region, they're just not in a position to absorb a massive flood of refugees
from the depredations of Sunni ISIS, or a Shiite rump Iraq under the thumb
Believe me, we do not want to get pushed into a corner where we've got to
abandon the rest of the country and put all our chips on the Kurds - again,
all props to them, we just can't afford to write off the rest of Iraq. But if
that's where things are headed, we should not only reinforce them
militarily, but ensure they're willing and able to handle an exodus, which is
probably going to include most of the Christians remaining in Iraq.
The former Christian town of Qaraqosh, 32 miles from Mosul, is now
described as "completely abandoned," and another Christian town called
Karamales ended up decamping for the safe havens of Kurdistan as
well. Two Christian families in Qaraqosh are said to have been killed by
Chaldean Auxiliary Bishop Saad Sirop wants to resolve the crisis with
"reconciliation" between Sunni and Shi'a Muslims, which is a tall order
even if he doesn't include the actual ISIS head-choppers in his
reconciliation plans. If the Sunni population can be persuaded to turn
against ISIS, it would make for an unlikely tactical success, but it's not very

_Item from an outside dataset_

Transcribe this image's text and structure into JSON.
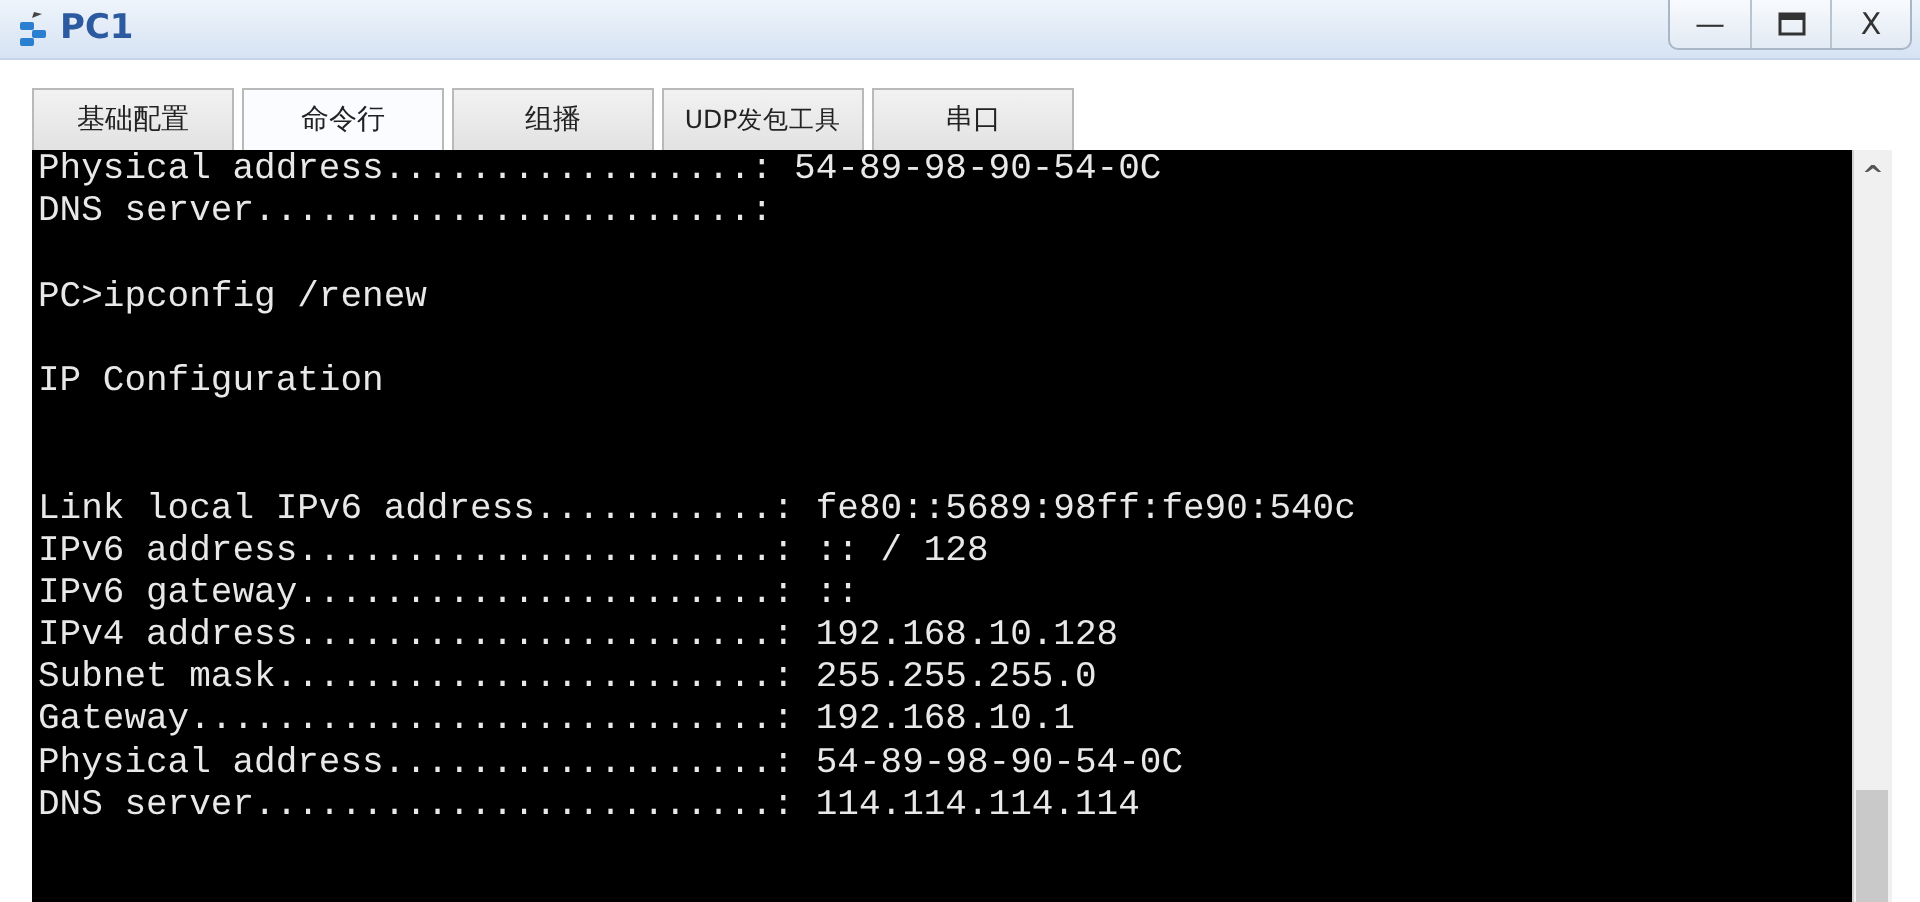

likely that people who have developed anenthusiasm for crucifixions can be
persuaded to leave Iraq's Christians alone.